  10. Buyers are concerned about more than your product. Expect them to ask a lot of questions about your enterprise. He or she isn’t being nosey. Rather, the buyer has to be satisfied that you are able to deliver the right product in the right quantities at the right quality at the right price at the right place at the right time. These are critical issues, particularly with a firm like Wal-Mart where distribution centers hold inventory for no more than a couple of hours to a couple of days.

This list doesn’t exhaust all of the common facets of retail buyers. However, it does touch on some of the elements we have learned are important to building a good relationship with potential vendors.

Some Good Advice From Entrepreneur . . .

Karen Axelton’s article, “Scaling the Wal” in the January 1998 issue of Entrepreneur (January 1998, P.133) makes for some good reading. At the end, Karen offers the following advice:

To do business with Wal-Mart, you’ve got to know your product and market intimately.
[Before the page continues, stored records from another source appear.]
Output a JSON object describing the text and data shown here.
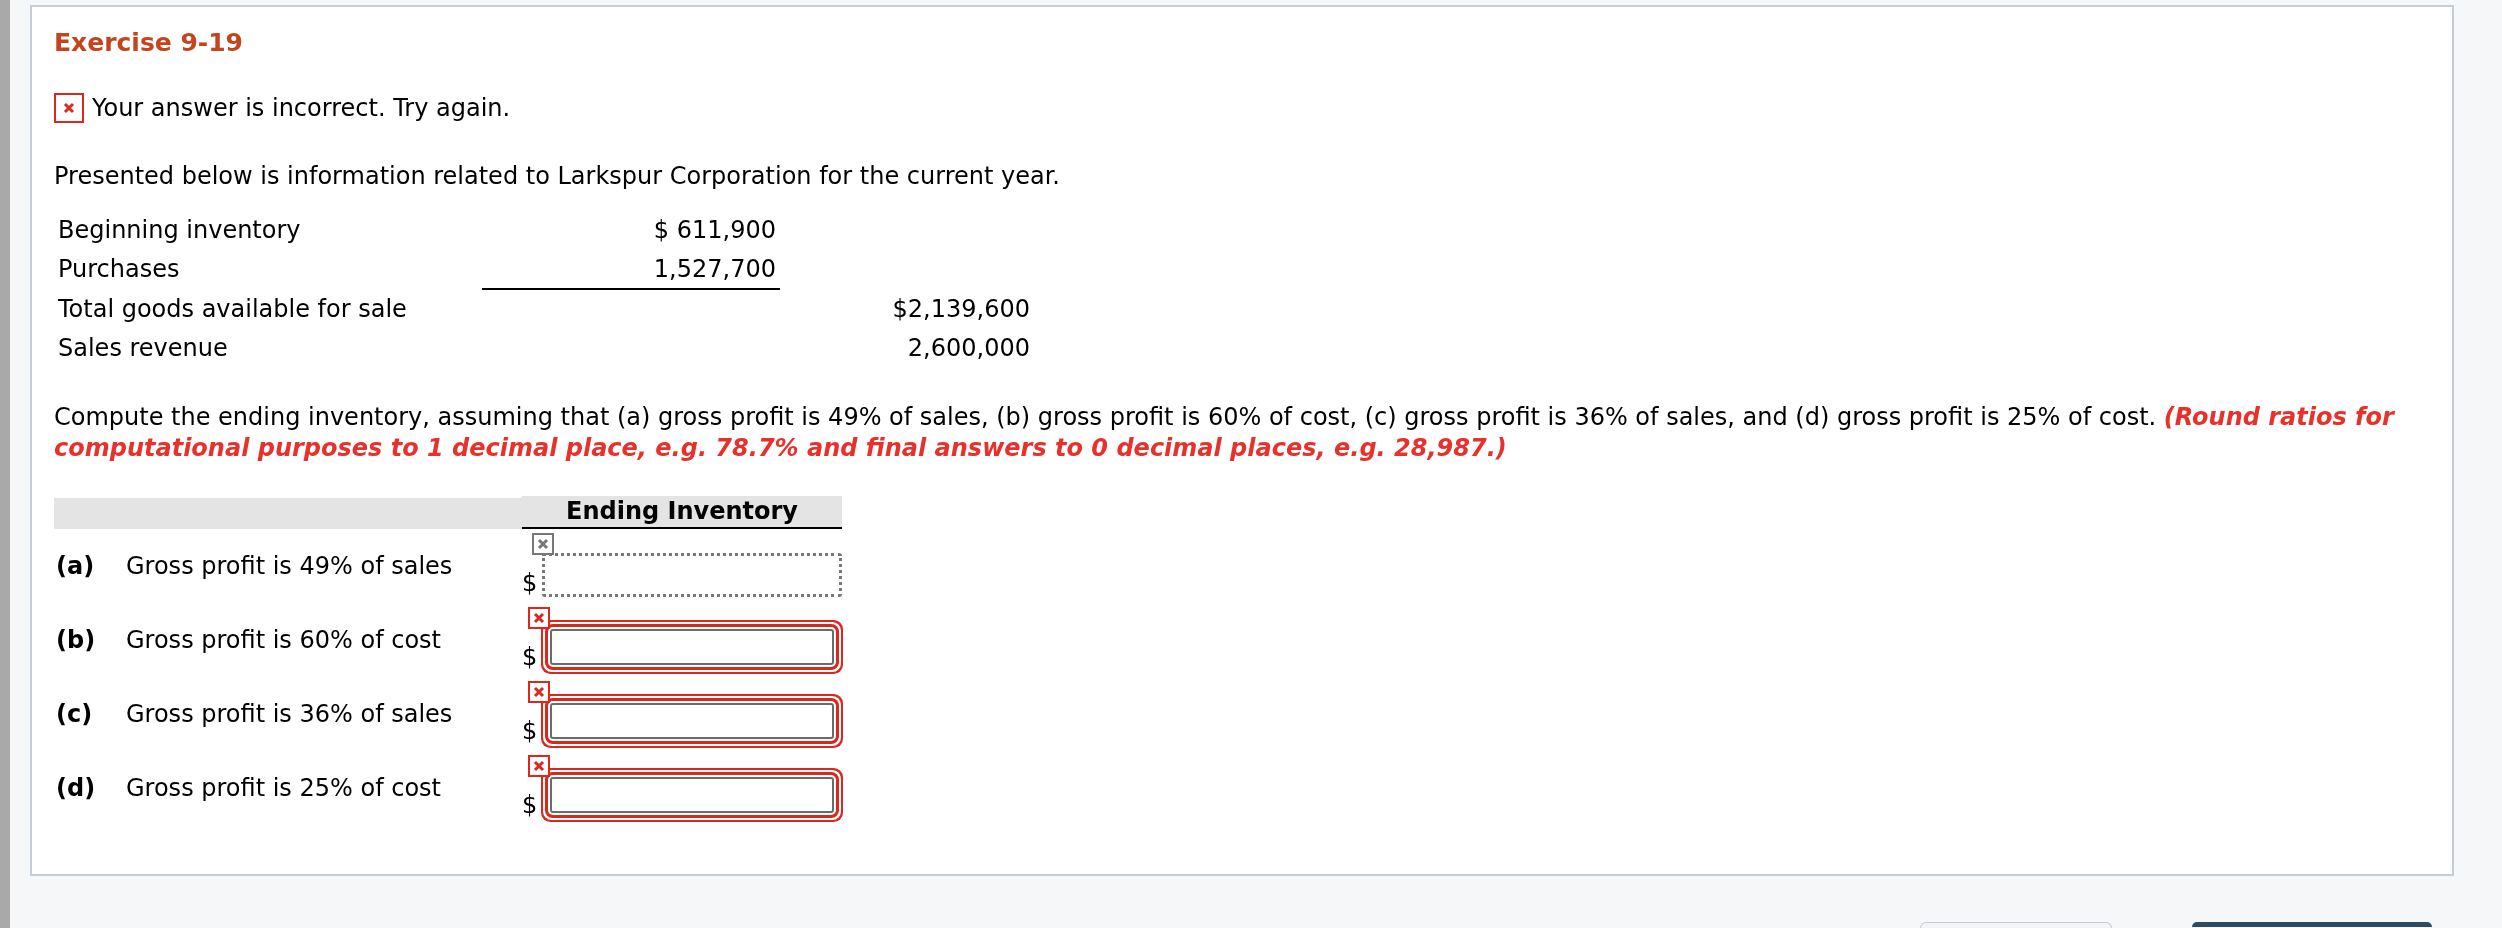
{
  "exercise": {
    "title": "Exercise 9-19"
  },
  "feedback": {
    "text": "Your answer is incorrect.  Try again.",
    "correct": false
  },
  "intro": "Presented below is information related to Larkspur Corporation for the current year.",
  "data_table": {
    "rows": [
      {
        "label": "Beginning inventory",
        "column_2": "$ 611,900",
        "underlined": false
      },
      {
        "label": "Purchases",
        "column_2": "1,527,700",
        "underlined": true
      },
      {
        "label": "Total goods available for sale",
        "column_3": "$2,139,600",
        "underlined": false
      },
      {
        "label": "Sales revenue",
        "column_3": "2,600,000",
        "underlined": false
      }
    ]
  },
  "instructions": {
    "text": "Compute the ending inventory, assuming that (a) gross profit is 49% of sales, (b) gross profit is 60% of cost, (c) gross profit is 36% of sales, and (d) gross profit is 25% of cost.",
    "note": "(Round ratios for computational purposes to 1 decimal place, e.g. 78.7% and final answers to 0 decimal places, e.g. 28,987.)"
  },
  "answers": {
    "header": "Ending Inventory",
    "rows": [
      {
        "letter": "(a)",
        "label": "Gross profit is 49% of sales",
        "currency": "$",
        "incorrect": false
      },
      {
        "letter": "(b)",
        "label": "Gross profit is 60% of cost",
        "currency": "$",
        "incorrect": true
      },
      {
        "letter": "(c)",
        "label": "Gross profit is 36% of sales",
        "currency": "$",
        "incorrect": true
      },
      {
        "letter": "(d)",
        "label": "Gross profit is 25% of cost",
        "currency": "$",
        "incorrect": true
      }
    ]
  }
}
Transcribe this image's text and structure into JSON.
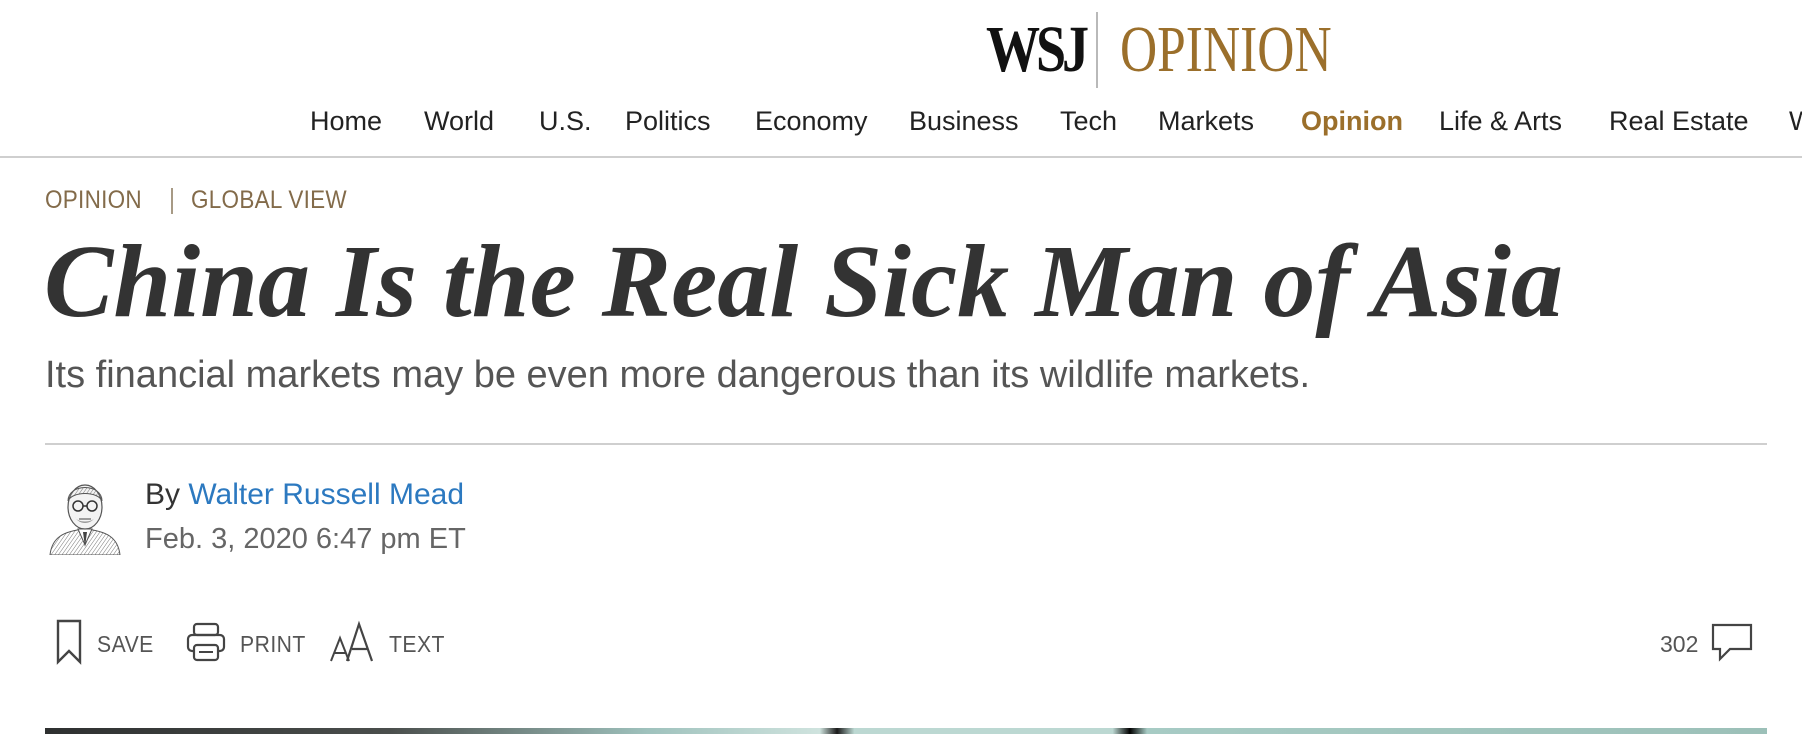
{
  "masthead": {
    "logo_wsj": "WSJ",
    "logo_section": "OPINION"
  },
  "nav": {
    "items": [
      "Home",
      "World",
      "U.S.",
      "Politics",
      "Economy",
      "Business",
      "Tech",
      "Markets",
      "Opinion",
      "Life & Arts",
      "Real Estate",
      "W"
    ],
    "active": "Opinion"
  },
  "article": {
    "section": "OPINION",
    "column": "GLOBAL VIEW",
    "headline": "China Is the Real Sick Man of Asia",
    "dek": "Its financial markets may be even more dangerous than its wildlife markets.",
    "byline_prefix": "By",
    "author": "Walter Russell Mead",
    "timestamp": "Feb. 3, 2020 6:47 pm ET"
  },
  "tools": {
    "save_label": "SAVE",
    "print_label": "PRINT",
    "text_label": "TEXT",
    "comment_count": "302"
  },
  "icons": {
    "save": "bookmark-icon",
    "print": "printer-icon",
    "text": "text-size-icon",
    "comments": "speech-bubble-icon"
  },
  "colors": {
    "accent": "#9b6f2b",
    "section": "#836b4a",
    "link": "#2c79c0"
  }
}
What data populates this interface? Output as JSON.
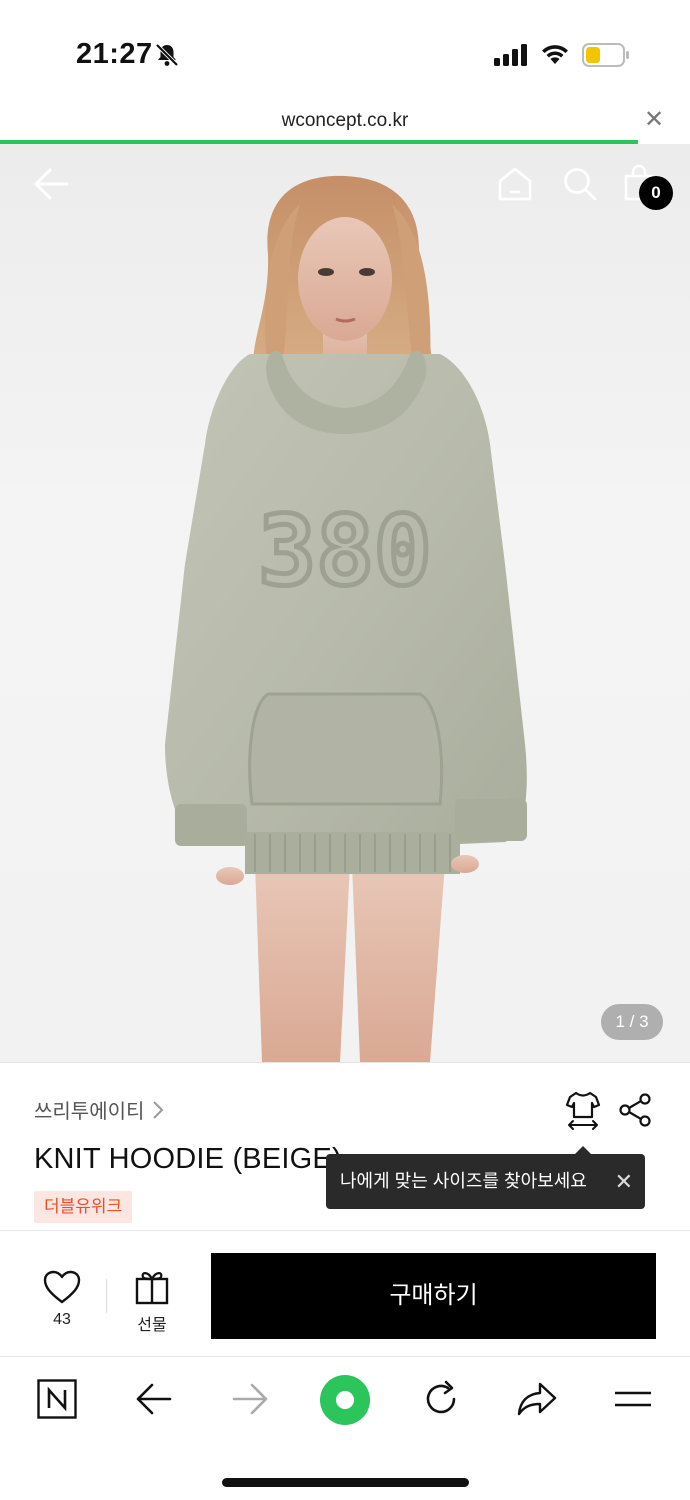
{
  "status_bar": {
    "time": "21:27"
  },
  "browser": {
    "url": "wconcept.co.kr"
  },
  "product": {
    "image_counter": "1 / 3",
    "sweater_print": "380",
    "brand": "쓰리투에이티",
    "title": "KNIT HOODIE (BEIGE)",
    "tag": "더블유위크",
    "size_tooltip": "나에게 맞는 사이즈를 찾아보세요",
    "likes": "43",
    "gift_label": "선물",
    "buy_label": "구매하기"
  },
  "header": {
    "cart_count": "0"
  },
  "colors": {
    "accent_green": "#2bc55b",
    "buy_button": "#000000",
    "tag_bg": "#fbe6e1",
    "tag_text": "#e8502a",
    "sweater": "#b8bbab"
  },
  "icons": [
    "bell-off-icon",
    "signal-icon",
    "wifi-icon",
    "battery-icon",
    "close-icon",
    "back-arrow-icon",
    "home-icon",
    "search-icon",
    "cart-icon",
    "chevron-right-icon",
    "size-guide-icon",
    "share-icon",
    "heart-icon",
    "gift-icon",
    "naver-icon",
    "forward-arrow-icon",
    "green-dot-icon",
    "reload-icon",
    "share-arrow-icon",
    "menu-icon"
  ]
}
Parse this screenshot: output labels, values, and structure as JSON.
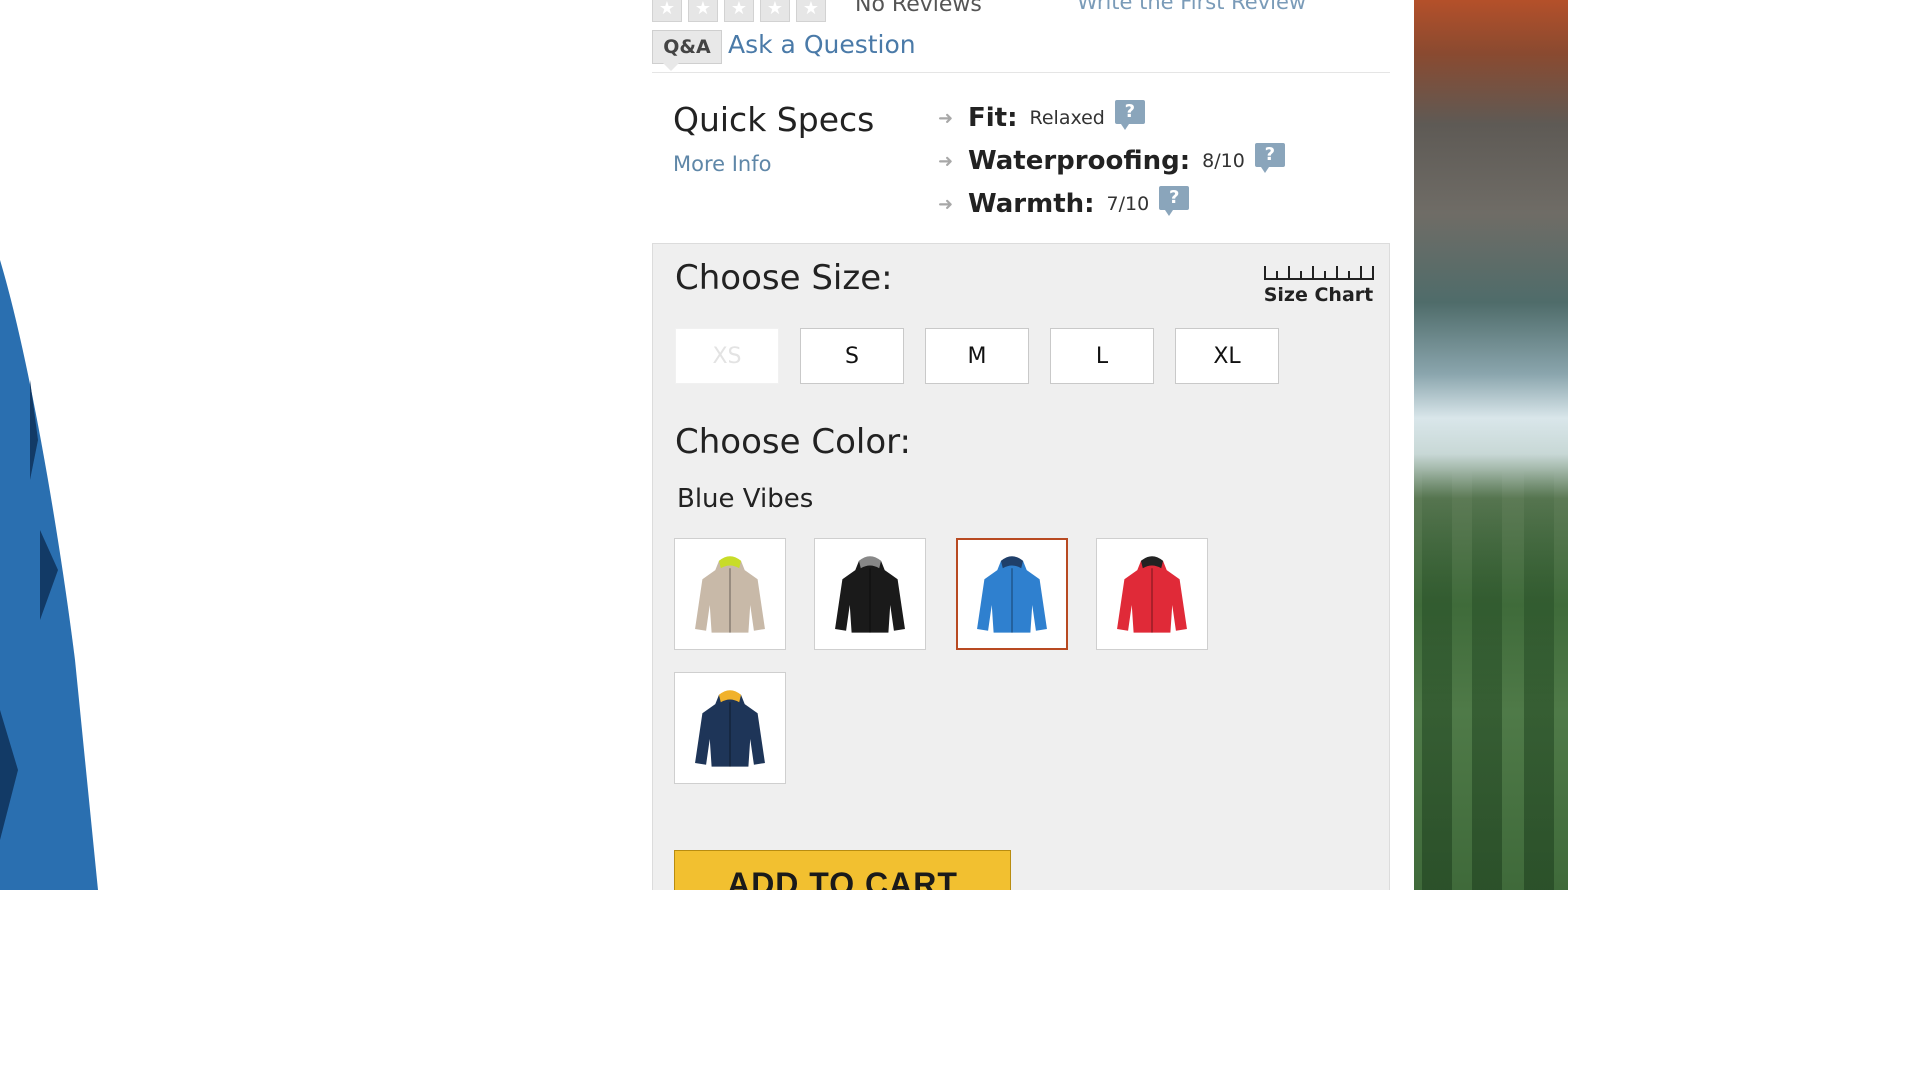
{
  "reviews": {
    "stars_filled": 0,
    "stars_total": 5,
    "no_reviews_label": "No Reviews",
    "write_review_label": "Write the First Review"
  },
  "qa": {
    "badge": "Q&A",
    "ask_label": "Ask a Question"
  },
  "quick_specs": {
    "title": "Quick Specs",
    "more_info": "More Info",
    "items": [
      {
        "label": "Fit:",
        "value": "Relaxed",
        "help": "?"
      },
      {
        "label": "Waterproofing:",
        "value": "8/10",
        "help": "?"
      },
      {
        "label": "Warmth:",
        "value": "7/10",
        "help": "?"
      }
    ]
  },
  "size": {
    "title": "Choose Size:",
    "chart_label": "Size Chart",
    "options": [
      {
        "label": "XS",
        "available": false
      },
      {
        "label": "S",
        "available": true
      },
      {
        "label": "M",
        "available": true
      },
      {
        "label": "L",
        "available": true
      },
      {
        "label": "XL",
        "available": true
      }
    ]
  },
  "color": {
    "title": "Choose Color:",
    "selected_name": "Blue Vibes",
    "swatches": [
      {
        "body": "#c8b9a8",
        "accent": "#c8dc28"
      },
      {
        "body": "#1a1a1a",
        "accent": "#888888"
      },
      {
        "body": "#2f80cf",
        "accent": "#1f3f6a",
        "selected": true
      },
      {
        "body": "#e02a38",
        "accent": "#222222"
      },
      {
        "body": "#1e3558",
        "accent": "#f1b22c"
      }
    ]
  },
  "cart": {
    "add_label": "ADD TO CART"
  },
  "colors": {
    "link_blue": "#4a7aa8",
    "accent_yellow": "#f2c030",
    "selected_border": "#b84a22",
    "help_blue": "#8aa5bb"
  }
}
Don’t approach the retail giant unless you can answer the following questions:

  • Where is the future growth in the market going to come from?
  • How will your product or service help position Wal-Mart to take advantage of this growth (gain market share and control costs)?
  • Who is your customer (age, income, median family size, geographical location and population size)?
  • What is the overall size of the market/industry, and who is your competition?
  • What added value does your product or service have over your competition?
  • How will your product or service impact other related products or services in Wal-Mart stores?

This is good advice. Heed it.

The Last Word. . . .

If you are not ready to follow through on these suggestions, the chances are pretty good you are not ready to deal with the buyers at sophisticated retail organizations. There is nothing wrong with that. All of us need to improve or learn in a lot of areas of our lives. Your best bet strategy is to target the more informal channels of distribution relevant to your invention/product. As the writer of Proverbs once observed, “Do not despise the things of small beginnings.” (Proverbs). A new firm with one new product typically scares the dickens out of a national level buyer and with good reason. The odds are against such firms. Get your product established. Prove your mettle and develop a market introduction strategy for your invention/new product. Remember, before you will even get a chance to reach the customer, you will have to gain favor with those who act as gatekeepers to the marketplace, the retail buyer. Above all, he or she has a lot of alternatives; and you need the buyer a whole lot more than he or she needs you. For the buyer, there are always other opportunities..

Gerald G. Udell, Ph.D.

Copyright © 2001 by The Innovation Institute.
Permission to copy for free distribution granted to SCORE/SBDC’s